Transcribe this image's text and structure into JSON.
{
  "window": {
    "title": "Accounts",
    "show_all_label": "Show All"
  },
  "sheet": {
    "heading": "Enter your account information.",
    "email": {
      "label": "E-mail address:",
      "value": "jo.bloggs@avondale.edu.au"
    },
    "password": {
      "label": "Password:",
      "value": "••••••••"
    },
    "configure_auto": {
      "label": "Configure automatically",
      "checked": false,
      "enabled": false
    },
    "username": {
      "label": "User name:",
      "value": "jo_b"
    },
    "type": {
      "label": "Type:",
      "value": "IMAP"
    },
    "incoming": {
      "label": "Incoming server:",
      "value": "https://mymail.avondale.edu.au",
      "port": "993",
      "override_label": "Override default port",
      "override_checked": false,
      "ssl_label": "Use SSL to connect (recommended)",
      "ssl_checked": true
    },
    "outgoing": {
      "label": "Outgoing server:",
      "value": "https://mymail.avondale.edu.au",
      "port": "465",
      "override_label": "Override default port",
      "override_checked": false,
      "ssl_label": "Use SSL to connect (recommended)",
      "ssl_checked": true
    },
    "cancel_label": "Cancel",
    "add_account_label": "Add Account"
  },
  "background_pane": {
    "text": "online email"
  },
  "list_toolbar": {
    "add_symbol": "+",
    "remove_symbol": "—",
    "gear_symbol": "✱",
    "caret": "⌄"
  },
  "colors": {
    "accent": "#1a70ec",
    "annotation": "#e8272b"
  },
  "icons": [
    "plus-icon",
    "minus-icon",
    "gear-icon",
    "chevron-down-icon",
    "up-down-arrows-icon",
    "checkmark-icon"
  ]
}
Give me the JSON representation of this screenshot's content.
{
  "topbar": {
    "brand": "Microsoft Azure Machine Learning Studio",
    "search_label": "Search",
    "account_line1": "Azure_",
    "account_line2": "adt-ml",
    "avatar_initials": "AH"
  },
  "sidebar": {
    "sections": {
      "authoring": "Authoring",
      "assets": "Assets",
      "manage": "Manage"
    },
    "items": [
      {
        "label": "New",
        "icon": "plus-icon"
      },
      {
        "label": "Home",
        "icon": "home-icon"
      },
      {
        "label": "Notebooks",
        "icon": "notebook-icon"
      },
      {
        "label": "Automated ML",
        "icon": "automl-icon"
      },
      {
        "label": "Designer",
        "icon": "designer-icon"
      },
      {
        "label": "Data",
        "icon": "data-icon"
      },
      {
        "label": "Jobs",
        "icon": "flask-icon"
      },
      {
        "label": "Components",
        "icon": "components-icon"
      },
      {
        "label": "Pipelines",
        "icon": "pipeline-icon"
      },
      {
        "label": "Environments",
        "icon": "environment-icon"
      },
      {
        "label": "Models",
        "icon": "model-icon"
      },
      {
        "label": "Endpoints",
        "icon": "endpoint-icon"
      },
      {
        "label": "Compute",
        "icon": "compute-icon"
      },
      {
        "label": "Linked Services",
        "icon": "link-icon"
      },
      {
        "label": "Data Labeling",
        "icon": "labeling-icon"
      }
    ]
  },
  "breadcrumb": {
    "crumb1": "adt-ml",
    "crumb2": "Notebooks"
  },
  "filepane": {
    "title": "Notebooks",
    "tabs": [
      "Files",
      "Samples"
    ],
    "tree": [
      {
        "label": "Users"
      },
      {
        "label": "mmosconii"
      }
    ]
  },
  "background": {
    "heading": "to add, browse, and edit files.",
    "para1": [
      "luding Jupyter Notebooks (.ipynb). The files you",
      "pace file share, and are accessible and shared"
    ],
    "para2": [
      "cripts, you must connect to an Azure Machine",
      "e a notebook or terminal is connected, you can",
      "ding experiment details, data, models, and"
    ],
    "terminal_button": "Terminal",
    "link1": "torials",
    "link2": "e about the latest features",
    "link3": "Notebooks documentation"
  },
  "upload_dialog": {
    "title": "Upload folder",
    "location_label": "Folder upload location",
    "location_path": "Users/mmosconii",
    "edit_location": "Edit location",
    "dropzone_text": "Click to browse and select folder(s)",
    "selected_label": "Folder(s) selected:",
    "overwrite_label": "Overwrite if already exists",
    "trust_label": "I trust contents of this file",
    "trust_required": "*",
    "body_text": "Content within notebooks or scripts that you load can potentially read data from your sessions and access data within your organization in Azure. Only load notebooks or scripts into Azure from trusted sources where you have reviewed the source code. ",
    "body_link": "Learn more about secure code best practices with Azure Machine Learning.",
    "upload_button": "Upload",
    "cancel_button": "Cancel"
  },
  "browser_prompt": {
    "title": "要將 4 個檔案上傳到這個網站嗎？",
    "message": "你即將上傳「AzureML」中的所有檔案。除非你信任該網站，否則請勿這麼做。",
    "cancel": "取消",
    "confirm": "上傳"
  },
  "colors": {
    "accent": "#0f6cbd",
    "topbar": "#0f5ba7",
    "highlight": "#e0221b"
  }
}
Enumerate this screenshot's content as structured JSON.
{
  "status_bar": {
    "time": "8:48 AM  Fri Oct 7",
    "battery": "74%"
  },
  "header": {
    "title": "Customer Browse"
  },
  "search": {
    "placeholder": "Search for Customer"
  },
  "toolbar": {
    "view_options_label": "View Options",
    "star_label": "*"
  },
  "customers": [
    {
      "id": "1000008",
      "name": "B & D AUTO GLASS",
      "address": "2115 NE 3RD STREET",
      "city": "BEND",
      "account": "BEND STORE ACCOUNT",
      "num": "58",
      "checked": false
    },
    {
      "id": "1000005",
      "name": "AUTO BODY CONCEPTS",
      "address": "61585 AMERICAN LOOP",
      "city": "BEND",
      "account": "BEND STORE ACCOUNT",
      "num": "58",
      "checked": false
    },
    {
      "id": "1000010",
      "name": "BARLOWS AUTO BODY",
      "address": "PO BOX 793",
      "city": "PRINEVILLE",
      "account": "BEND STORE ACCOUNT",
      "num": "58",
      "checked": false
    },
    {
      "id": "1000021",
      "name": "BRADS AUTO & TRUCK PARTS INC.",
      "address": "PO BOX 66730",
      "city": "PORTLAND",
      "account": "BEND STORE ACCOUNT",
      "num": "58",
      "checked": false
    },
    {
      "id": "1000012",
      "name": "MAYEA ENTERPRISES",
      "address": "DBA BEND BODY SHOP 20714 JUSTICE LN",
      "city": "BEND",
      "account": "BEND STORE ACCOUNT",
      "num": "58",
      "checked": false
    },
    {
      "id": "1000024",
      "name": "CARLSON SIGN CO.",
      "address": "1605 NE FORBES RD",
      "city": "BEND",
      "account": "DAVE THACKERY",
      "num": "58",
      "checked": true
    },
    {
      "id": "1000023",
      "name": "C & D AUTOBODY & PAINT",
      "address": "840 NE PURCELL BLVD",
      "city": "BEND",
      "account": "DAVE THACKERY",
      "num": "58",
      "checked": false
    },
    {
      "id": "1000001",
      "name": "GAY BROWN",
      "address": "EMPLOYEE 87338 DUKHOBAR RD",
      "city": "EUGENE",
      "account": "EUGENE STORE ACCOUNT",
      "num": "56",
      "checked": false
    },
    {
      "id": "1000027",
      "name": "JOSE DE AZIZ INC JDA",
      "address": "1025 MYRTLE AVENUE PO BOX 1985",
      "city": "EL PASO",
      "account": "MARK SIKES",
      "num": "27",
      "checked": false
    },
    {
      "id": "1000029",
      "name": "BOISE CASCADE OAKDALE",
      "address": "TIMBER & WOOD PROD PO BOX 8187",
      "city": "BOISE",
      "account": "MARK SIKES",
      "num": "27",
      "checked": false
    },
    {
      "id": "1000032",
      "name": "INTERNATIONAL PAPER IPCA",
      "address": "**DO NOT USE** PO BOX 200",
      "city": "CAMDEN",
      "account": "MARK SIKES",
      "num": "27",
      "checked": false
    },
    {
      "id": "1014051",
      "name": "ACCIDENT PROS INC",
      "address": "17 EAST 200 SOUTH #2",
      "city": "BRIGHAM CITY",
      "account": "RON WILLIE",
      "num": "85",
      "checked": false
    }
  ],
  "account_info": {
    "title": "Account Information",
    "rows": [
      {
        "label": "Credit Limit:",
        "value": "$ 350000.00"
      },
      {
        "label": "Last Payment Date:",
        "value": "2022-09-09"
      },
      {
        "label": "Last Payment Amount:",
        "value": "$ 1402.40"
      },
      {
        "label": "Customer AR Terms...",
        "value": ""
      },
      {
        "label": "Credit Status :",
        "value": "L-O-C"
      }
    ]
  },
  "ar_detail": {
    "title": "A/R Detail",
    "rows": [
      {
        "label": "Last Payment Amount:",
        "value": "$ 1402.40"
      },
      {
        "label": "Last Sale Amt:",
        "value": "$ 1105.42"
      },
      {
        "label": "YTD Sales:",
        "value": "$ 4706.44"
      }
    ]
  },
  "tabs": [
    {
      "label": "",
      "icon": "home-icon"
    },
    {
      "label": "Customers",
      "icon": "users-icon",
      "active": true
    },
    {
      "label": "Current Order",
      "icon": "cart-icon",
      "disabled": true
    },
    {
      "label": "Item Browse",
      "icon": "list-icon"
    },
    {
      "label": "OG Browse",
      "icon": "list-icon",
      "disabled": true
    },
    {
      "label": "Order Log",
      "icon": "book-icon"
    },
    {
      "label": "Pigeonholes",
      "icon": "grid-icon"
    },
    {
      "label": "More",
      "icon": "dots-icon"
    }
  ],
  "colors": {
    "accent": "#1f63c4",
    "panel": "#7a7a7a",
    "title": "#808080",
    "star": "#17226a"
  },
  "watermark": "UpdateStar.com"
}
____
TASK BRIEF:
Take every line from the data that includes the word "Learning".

RESPONSE TO THE EXERCISE:
    "brand": "Microsoft Azure Machine Learning Studio",
    "body_link": "Learn more about secure code best practices with Azure Machine Learning.",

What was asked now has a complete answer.